OVERVIEW

A multitude of unintentional injuries as well as those caused by intentional acts of violence, including motor vehicle crashes, homicide, domestic and school violence, child abuse and neglect, suicide, and unintentional drug overdoses, are critical public health concerns in the United States. In addition to their immediate health impact, the effects of injuries and violence extend well beyond the injured person or victim of violence, affecting family members, friends, coworkers, employers, and communities.

  • Injuries resulting from motor vehicle accidents are the leading cause of death for children age 0 to 19.

  • Each year, approximately 2.8 million children go to the hospital emergency department for injuries caused by falling.

  • Suffocation is the leading cause of injury death for infants age 1 and younger, and drowning is the leading cause of injury death for children age 1 to 4.

  • A history of exposure to adverse experiences in childhood, including exposure to violence and maltreatment, is associated with health risk behaviors such as smoking, alcohol and drug use, and risky sexual behavior, as well as obesity, diabetes, sexually transmitted diseases, attempted suicide, and other health problems.
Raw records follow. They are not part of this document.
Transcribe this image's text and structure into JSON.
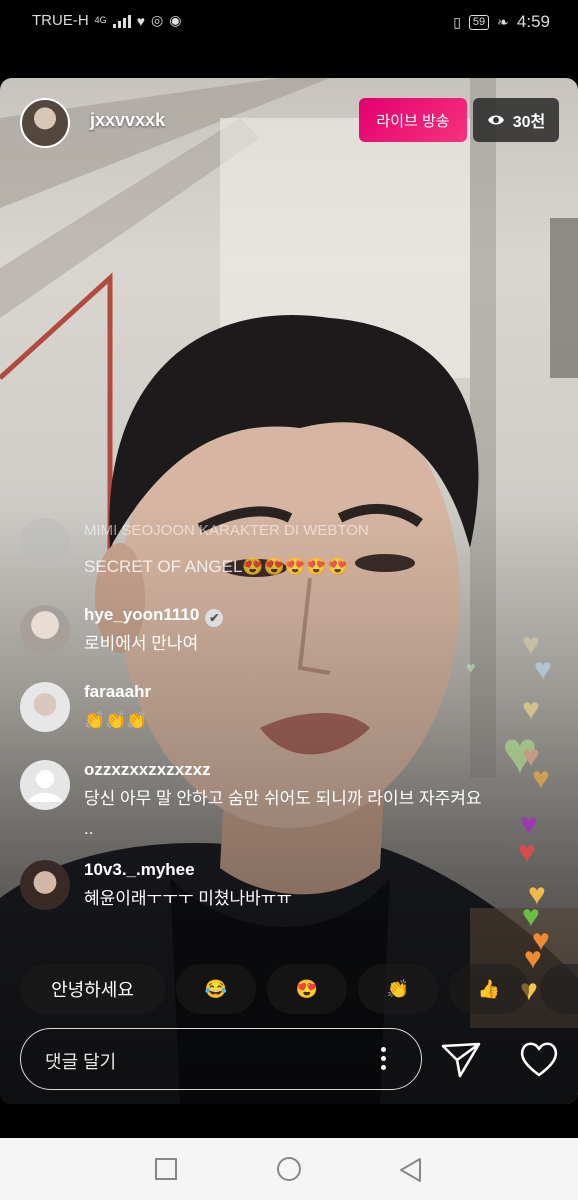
{
  "status_bar": {
    "carrier": "TRUE-H",
    "network": "4G",
    "battery": "59",
    "time": "4:59"
  },
  "live": {
    "host_username": "jxxvvxxk",
    "live_label": "라이브 방송",
    "viewer_count": "30천"
  },
  "comments": [
    {
      "username": "",
      "text": "SECRET OF ANGEL😍😍😍😍😍",
      "faded_text": "MIMI SEOJOON KARAKTER DI WEBTON"
    },
    {
      "username": "hye_yoon1110",
      "text": "로비에서 만나여",
      "verified": true
    },
    {
      "username": "faraaahr",
      "text": "👏👏👏"
    },
    {
      "username": "ozzxzxxzxzxzxz",
      "text": "당신 아무 말 안하고 숨만 쉬어도 되니까 라이브 자주켜요 .."
    },
    {
      "username": "10v3._.myhee",
      "text": "혜윤이래ㅜㅜㅜ 미쳤나바ㅠㅠ"
    }
  ],
  "quick_replies": [
    "안녕하세요",
    "😂",
    "😍",
    "👏",
    "👍"
  ],
  "comment_input": {
    "placeholder": "댓글 달기"
  },
  "icons": {
    "send": "send-icon",
    "heart": "heart-icon",
    "more": "more-vertical-icon",
    "eye": "eye-icon"
  },
  "colors": {
    "live_badge": "#e4006f",
    "viewer_badge": "#282828"
  }
}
CHILDREN

ADOLESCENTS and YOUNG ADULTS

  • Approximately 72% of all deaths among adolescents age 10 to 24 are attributed to injuries from 4 causes: motor vehicle crashes (30%), all other unintentional injuries (15%), homicide (15%), and suicide (12%).

  • More than 1 million serious sports-related injuries occur each year among adolescents age 10 to 17.
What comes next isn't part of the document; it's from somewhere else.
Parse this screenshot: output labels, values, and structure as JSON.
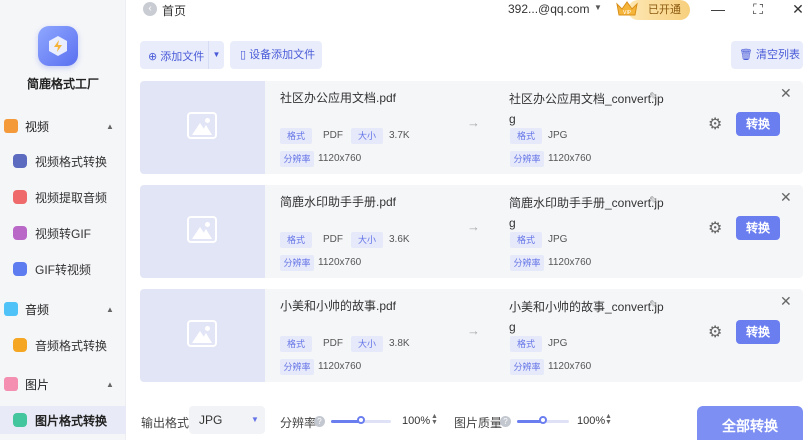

ADULTS

  • More than 2.3 million adult drivers and passengers were treated in emergency departments as the result of being injured in motor vehicle crashes in 2009.4
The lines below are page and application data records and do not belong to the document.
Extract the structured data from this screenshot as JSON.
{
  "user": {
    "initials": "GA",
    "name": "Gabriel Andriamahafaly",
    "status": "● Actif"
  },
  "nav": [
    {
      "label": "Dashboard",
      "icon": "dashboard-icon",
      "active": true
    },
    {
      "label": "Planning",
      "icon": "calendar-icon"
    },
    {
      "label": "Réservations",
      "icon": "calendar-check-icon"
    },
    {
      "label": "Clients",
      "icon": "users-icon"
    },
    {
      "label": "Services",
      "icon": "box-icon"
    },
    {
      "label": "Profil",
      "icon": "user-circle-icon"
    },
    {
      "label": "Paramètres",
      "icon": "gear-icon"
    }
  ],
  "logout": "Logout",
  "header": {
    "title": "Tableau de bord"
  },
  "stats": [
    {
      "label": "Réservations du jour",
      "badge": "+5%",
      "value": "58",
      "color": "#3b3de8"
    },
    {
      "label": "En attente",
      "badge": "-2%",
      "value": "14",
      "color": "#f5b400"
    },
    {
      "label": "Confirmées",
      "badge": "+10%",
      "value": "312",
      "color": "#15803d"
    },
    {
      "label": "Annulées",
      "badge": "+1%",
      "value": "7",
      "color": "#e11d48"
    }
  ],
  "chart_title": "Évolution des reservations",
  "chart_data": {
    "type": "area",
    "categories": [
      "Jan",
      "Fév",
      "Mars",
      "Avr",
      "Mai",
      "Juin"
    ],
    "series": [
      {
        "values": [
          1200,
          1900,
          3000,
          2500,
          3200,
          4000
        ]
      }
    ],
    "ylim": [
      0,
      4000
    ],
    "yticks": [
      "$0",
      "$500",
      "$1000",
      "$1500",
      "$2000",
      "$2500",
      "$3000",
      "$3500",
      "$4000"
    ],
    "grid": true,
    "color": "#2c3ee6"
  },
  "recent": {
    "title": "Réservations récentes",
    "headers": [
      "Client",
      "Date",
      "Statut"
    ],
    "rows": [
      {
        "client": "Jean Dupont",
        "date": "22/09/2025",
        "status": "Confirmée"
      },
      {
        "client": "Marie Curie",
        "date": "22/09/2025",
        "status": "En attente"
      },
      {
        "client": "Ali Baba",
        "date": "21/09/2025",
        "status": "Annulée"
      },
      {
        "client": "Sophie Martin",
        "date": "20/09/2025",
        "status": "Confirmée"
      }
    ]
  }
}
  • Each year, women experience about 4.8 million intimate partner-related physical assaults and rapes. Men are the victims of about 2.9 million intimate partner-related physical assaults.5

  • Every day on average, 12 working men and women are killed on the job.6 In 2009, more than 4.1 million workers across all industries had work-related injuries and illnesses that were reported by employers.

OLDER ADULTS

  • Each year, about one-third of men and women age 65 and older experience a fall, and 20% to 30% of them suffer a moderate to severe injury, such as a hip fracture or head injury.

  • Injuries can make it more difficult for older adults to live independently, and injuries increase older adults' risk of premature death.

Injury and Violence